• ABOUT THIS EXERCISE
Skip the images and repeat every entry word for word.

• RECORDS PROVIDED
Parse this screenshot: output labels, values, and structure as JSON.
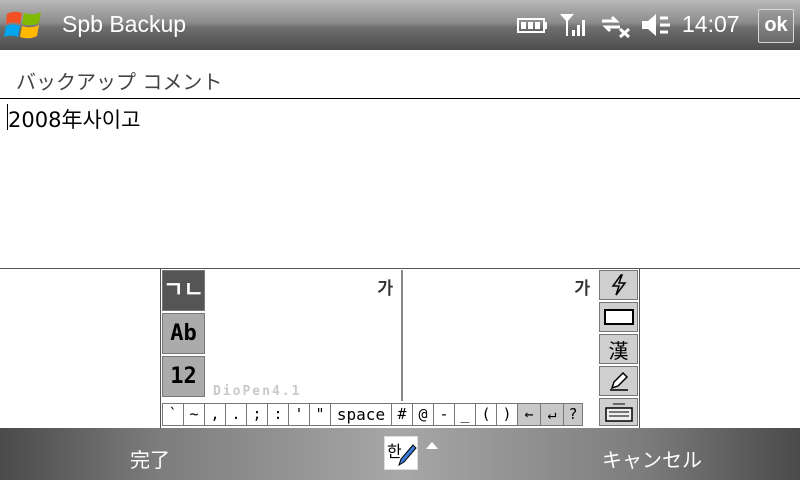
{
  "titlebar": {
    "app_title": "Spb Backup",
    "clock": "14:07",
    "ok_label": "ok",
    "icons": [
      "windows-start-icon",
      "battery-icon",
      "signal-icon",
      "data-sync-icon",
      "speaker-icon"
    ]
  },
  "form": {
    "field_label": "バックアップ コメント",
    "comment_value": "2008年사이고"
  },
  "ime": {
    "mode_buttons": [
      "ㄱㄴ",
      "Ab",
      "12"
    ],
    "pad_glyph": "가",
    "brand": "DioPen4.1",
    "side_icons": [
      "lightning-icon",
      "blank-key-icon",
      "kanji-icon",
      "pen-icon",
      "keyboard-icon"
    ],
    "side_kanji": "漢",
    "keys": [
      "`",
      "~",
      ",",
      ".",
      ";",
      ":",
      "'",
      "\"",
      "space",
      "#",
      "@",
      "-",
      "_",
      "(",
      ")",
      "←",
      "↵",
      "?"
    ]
  },
  "softkeys": {
    "left": "完了",
    "right": "キャンセル"
  },
  "colors": {
    "titlebar_gray": "#6e6e6e",
    "softbar_gray": "#7d7d7d",
    "text": "#000000"
  }
}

• EXERCISE ANSWER
Parse this screenshot: output labels, values, and structure as JSON.
{
  "titlebar": {
    "app_title": "Spb Backup",
    "clock": "14:07",
    "ok_label": "ok",
    "icons": [
      "windows-start-icon",
      "battery-icon",
      "signal-icon",
      "data-sync-icon",
      "speaker-icon"
    ]
  },
  "form": {
    "field_label": "バックアップ コメント",
    "comment_value": "2008年사이고"
  },
  "ime": {
    "mode_buttons": [
      "ㄱㄴ",
      "Ab",
      "12"
    ],
    "pad_glyph": "가",
    "brand": "DioPen4.1",
    "side_icons": [
      "lightning-icon",
      "blank-key-icon",
      "kanji-icon",
      "pen-icon",
      "keyboard-icon"
    ],
    "side_kanji": "漢",
    "keys": [
      "`",
      "~",
      ",",
      ".",
      ";",
      ":",
      "'",
      "\"",
      "space",
      "#",
      "@",
      "-",
      "_",
      "(",
      ")",
      "←",
      "↵",
      "?"
    ]
  },
  "softkeys": {
    "left": "完了",
    "right": "キャンセル"
  },
  "colors": {
    "titlebar_gray": "#6e6e6e",
    "softbar_gray": "#7d7d7d",
    "text": "#000000"
  }
}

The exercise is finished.